Work item: Write out all of the records below precisely as given, omitting the images.

Task material:
⟨
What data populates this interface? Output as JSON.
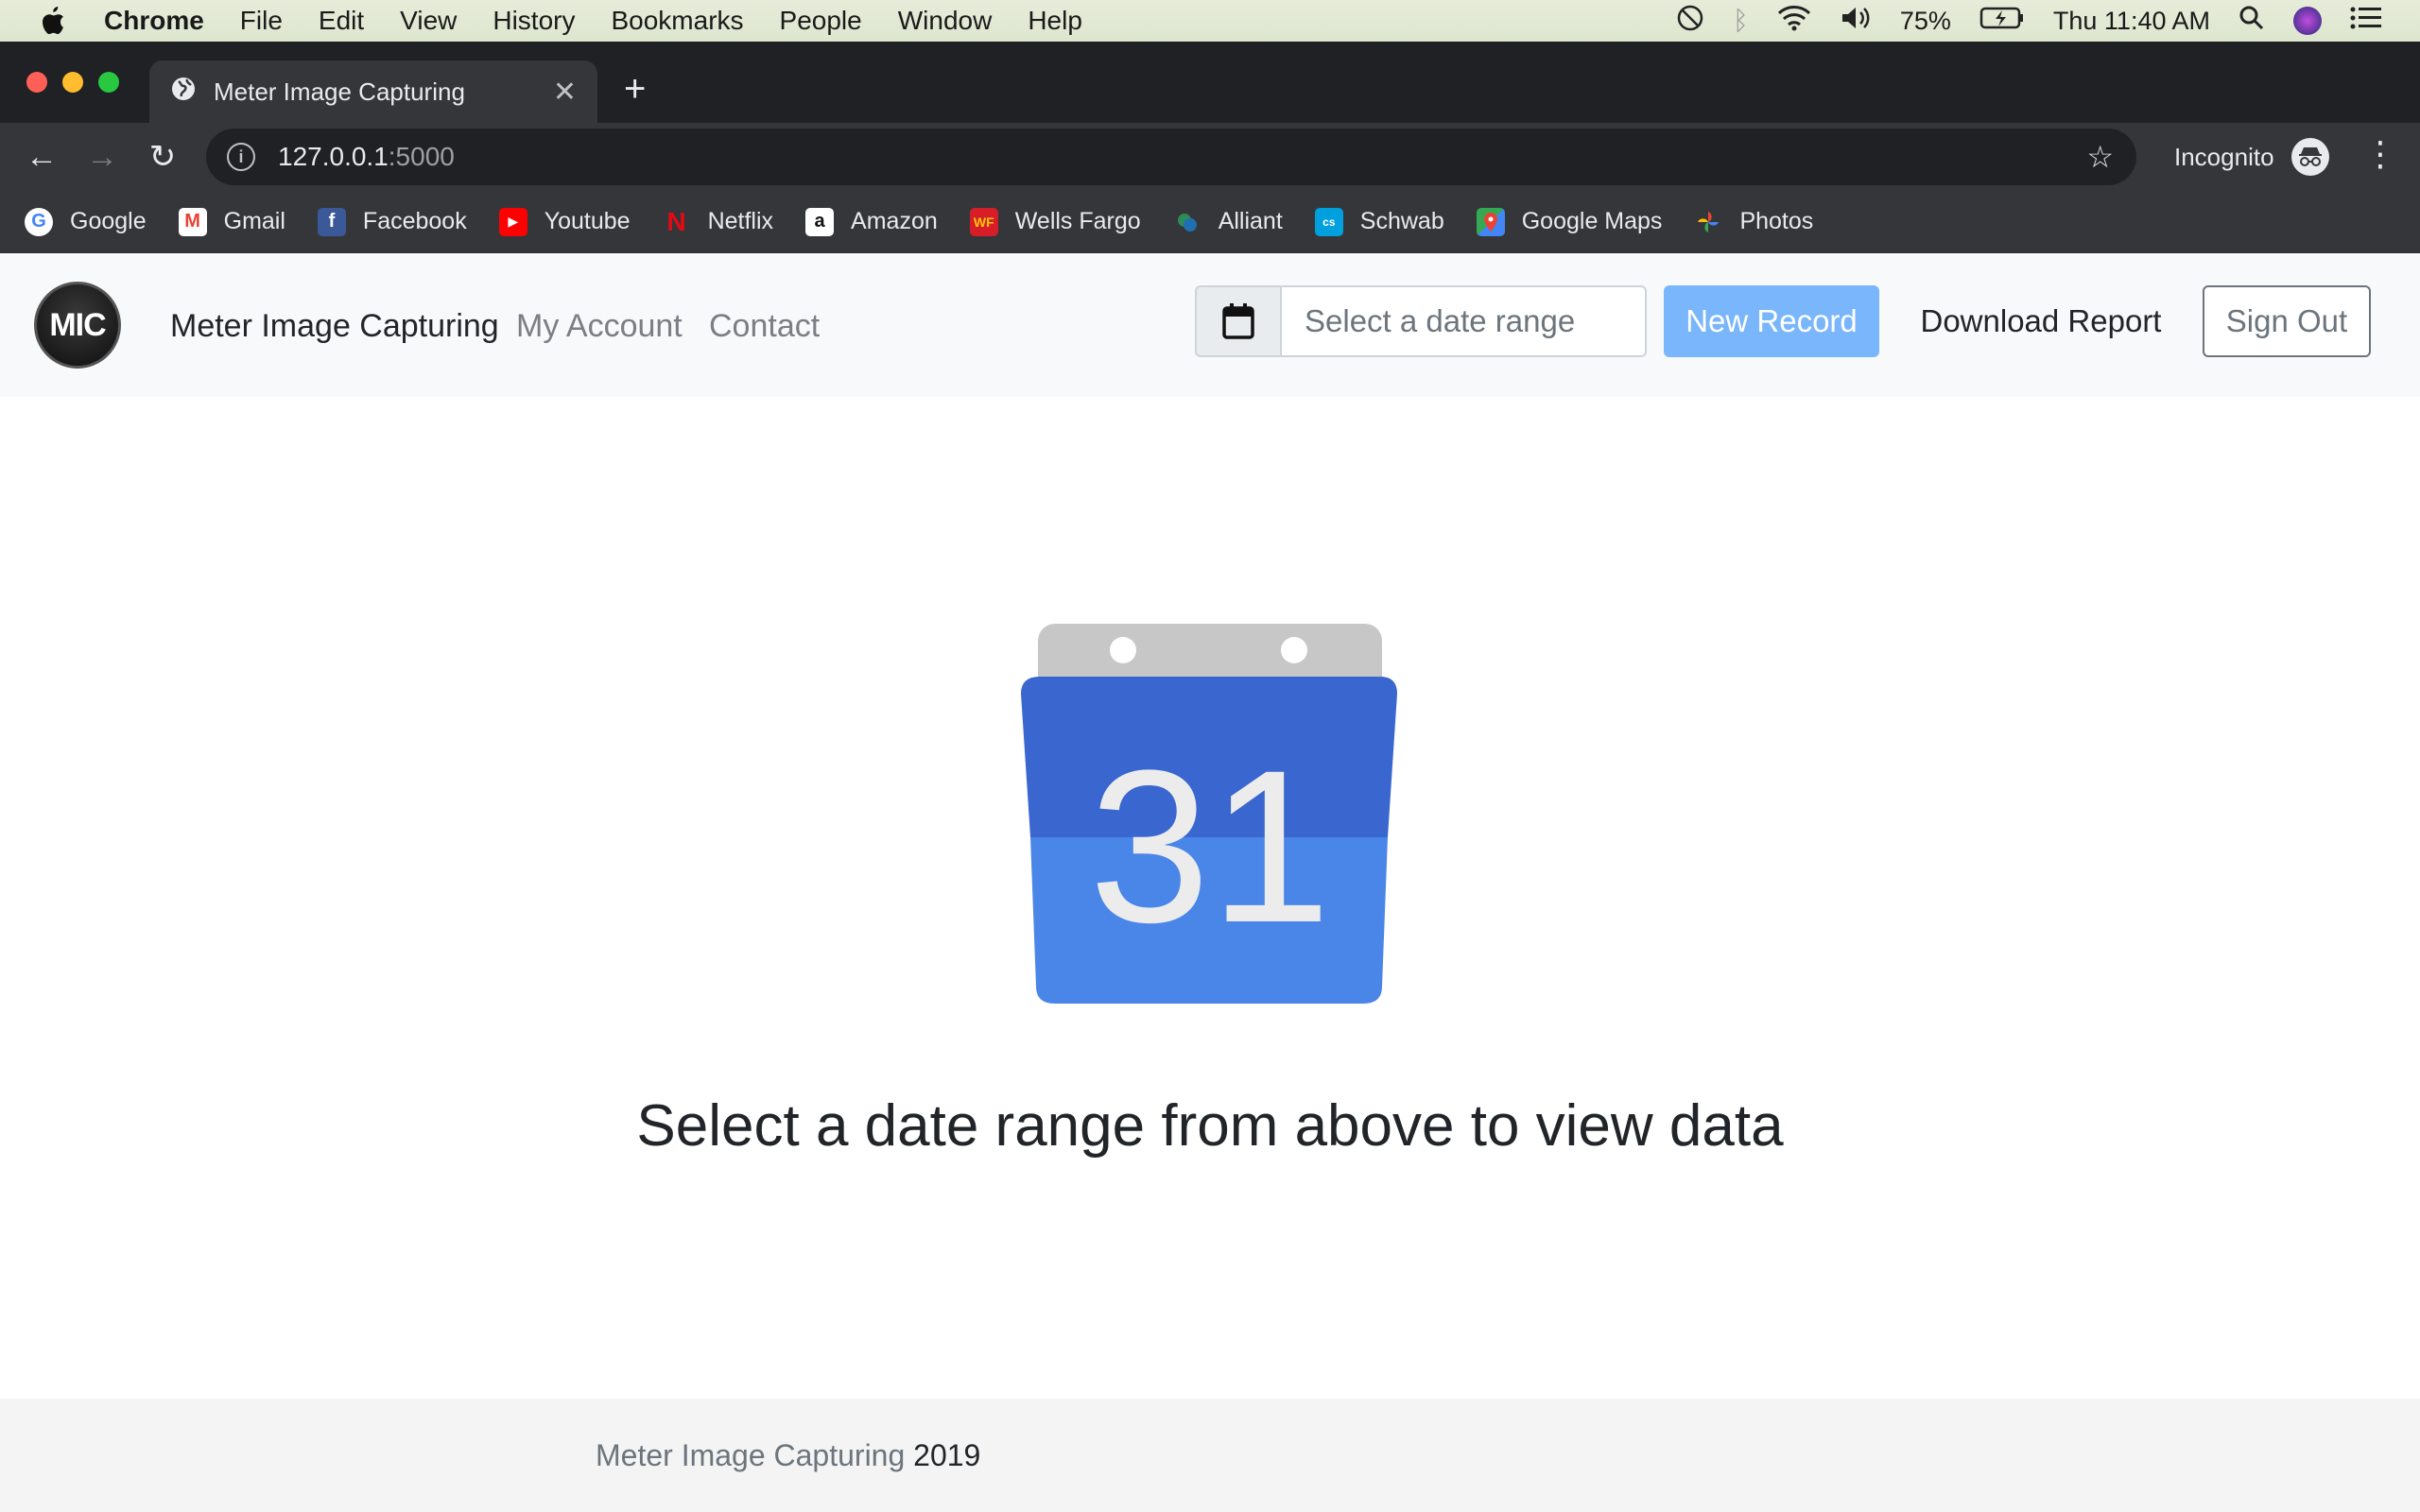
{
  "menubar": {
    "app": "Chrome",
    "items": [
      "File",
      "Edit",
      "View",
      "History",
      "Bookmarks",
      "People",
      "Window",
      "Help"
    ],
    "battery": "75%",
    "clock": "Thu 11:40 AM"
  },
  "browser": {
    "tab_title": "Meter Image Capturing",
    "url_host": "127.0.0.1",
    "url_port": ":5000",
    "profile_label": "Incognito",
    "bookmarks": [
      {
        "label": "Google",
        "icon": "google-icon",
        "color": "#4285f4"
      },
      {
        "label": "Gmail",
        "icon": "gmail-icon",
        "color": "#ea4335"
      },
      {
        "label": "Facebook",
        "icon": "facebook-icon",
        "color": "#3b5998"
      },
      {
        "label": "Youtube",
        "icon": "youtube-icon",
        "color": "#ff0000"
      },
      {
        "label": "Netflix",
        "icon": "netflix-icon",
        "color": "#e50914"
      },
      {
        "label": "Amazon",
        "icon": "amazon-icon",
        "color": "#ffffff"
      },
      {
        "label": "Wells Fargo",
        "icon": "wellsfargo-icon",
        "color": "#d71e28"
      },
      {
        "label": "Alliant",
        "icon": "alliant-icon",
        "color": "#2e8b57"
      },
      {
        "label": "Schwab",
        "icon": "schwab-icon",
        "color": "#00a0df"
      },
      {
        "label": "Google Maps",
        "icon": "maps-icon",
        "color": "#34a853"
      },
      {
        "label": "Photos",
        "icon": "photos-icon",
        "color": "#fbbc05"
      }
    ]
  },
  "site": {
    "logo_text": "MIC",
    "brand": "Meter Image Capturing",
    "nav": [
      "My Account",
      "Contact"
    ],
    "date_placeholder": "Select a date range",
    "new_record": "New Record",
    "download_report": "Download Report",
    "sign_out": "Sign Out",
    "calendar_day": "31",
    "empty_message": "Select a date range from above to view data",
    "footer_name": "Meter Image Capturing",
    "footer_year": "2019",
    "colors": {
      "primary_button": "#7ab6fb",
      "calendar_top": "#3a66cf",
      "calendar_bottom": "#4a86e8"
    }
  }
}
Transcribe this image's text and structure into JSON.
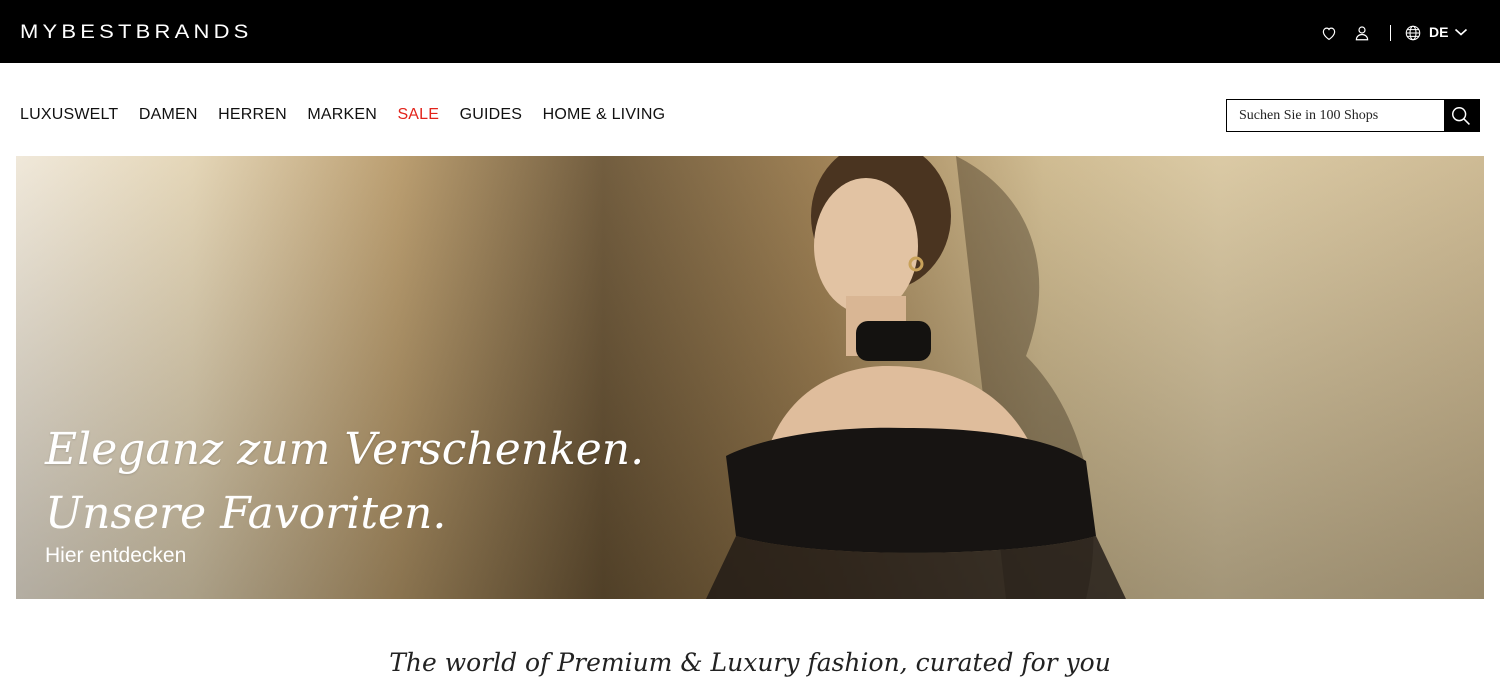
{
  "header": {
    "logo_text": "MYBESTBRANDS",
    "language": "DE",
    "icons": [
      "heart-icon",
      "user-icon",
      "globe-icon",
      "chevron-down-icon"
    ]
  },
  "nav": {
    "items": [
      {
        "label": "LUXUSWELT"
      },
      {
        "label": "DAMEN"
      },
      {
        "label": "HERREN"
      },
      {
        "label": "MARKEN"
      },
      {
        "label": "SALE"
      },
      {
        "label": "GUIDES"
      },
      {
        "label": "HOME & LIVING"
      }
    ],
    "sale_color": "#e2231a"
  },
  "search": {
    "placeholder": "Suchen Sie in 100 Shops"
  },
  "hero": {
    "headline_line1": "Eleganz zum Verschenken.",
    "headline_line2": "Unsere Favoriten.",
    "cta": "Hier entdecken"
  },
  "tagline": "The world of Premium & Luxury fashion, curated for you",
  "colors": {
    "topbar": "#000000",
    "accent_sale": "#e2231a"
  }
}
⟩
Output of the task:
What data populates this interface? Output as JSON.
{
  "menubar": {
    "app": "Chrome",
    "items": [
      "File",
      "Edit",
      "View",
      "History",
      "Bookmarks",
      "People",
      "Window",
      "Help"
    ],
    "battery": "75%",
    "clock": "Thu 11:40 AM"
  },
  "browser": {
    "tab_title": "Meter Image Capturing",
    "url_host": "127.0.0.1",
    "url_port": ":5000",
    "profile_label": "Incognito",
    "bookmarks": [
      {
        "label": "Google",
        "icon": "google-icon",
        "color": "#4285f4"
      },
      {
        "label": "Gmail",
        "icon": "gmail-icon",
        "color": "#ea4335"
      },
      {
        "label": "Facebook",
        "icon": "facebook-icon",
        "color": "#3b5998"
      },
      {
        "label": "Youtube",
        "icon": "youtube-icon",
        "color": "#ff0000"
      },
      {
        "label": "Netflix",
        "icon": "netflix-icon",
        "color": "#e50914"
      },
      {
        "label": "Amazon",
        "icon": "amazon-icon",
        "color": "#ffffff"
      },
      {
        "label": "Wells Fargo",
        "icon": "wellsfargo-icon",
        "color": "#d71e28"
      },
      {
        "label": "Alliant",
        "icon": "alliant-icon",
        "color": "#2e8b57"
      },
      {
        "label": "Schwab",
        "icon": "schwab-icon",
        "color": "#00a0df"
      },
      {
        "label": "Google Maps",
        "icon": "maps-icon",
        "color": "#34a853"
      },
      {
        "label": "Photos",
        "icon": "photos-icon",
        "color": "#fbbc05"
      }
    ]
  },
  "site": {
    "logo_text": "MIC",
    "brand": "Meter Image Capturing",
    "nav": [
      "My Account",
      "Contact"
    ],
    "date_placeholder": "Select a date range",
    "new_record": "New Record",
    "download_report": "Download Report",
    "sign_out": "Sign Out",
    "calendar_day": "31",
    "empty_message": "Select a date range from above to view data",
    "footer_name": "Meter Image Capturing",
    "footer_year": "2019",
    "colors": {
      "primary_button": "#7ab6fb",
      "calendar_top": "#3a66cf",
      "calendar_bottom": "#4a86e8"
    }
  }
}
Transcribe this image's text and structure into JSON.
{
  "header": {
    "logo_text": "MYBESTBRANDS",
    "language": "DE",
    "icons": [
      "heart-icon",
      "user-icon",
      "globe-icon",
      "chevron-down-icon"
    ]
  },
  "nav": {
    "items": [
      {
        "label": "LUXUSWELT"
      },
      {
        "label": "DAMEN"
      },
      {
        "label": "HERREN"
      },
      {
        "label": "MARKEN"
      },
      {
        "label": "SALE"
      },
      {
        "label": "GUIDES"
      },
      {
        "label": "HOME & LIVING"
      }
    ],
    "sale_color": "#e2231a"
  },
  "search": {
    "placeholder": "Suchen Sie in 100 Shops"
  },
  "hero": {
    "headline_line1": "Eleganz zum Verschenken.",
    "headline_line2": "Unsere Favoriten.",
    "cta": "Hier entdecken"
  },
  "tagline": "The world of Premium & Luxury fashion, curated for you",
  "colors": {
    "topbar": "#000000",
    "accent_sale": "#e2231a"
  }
}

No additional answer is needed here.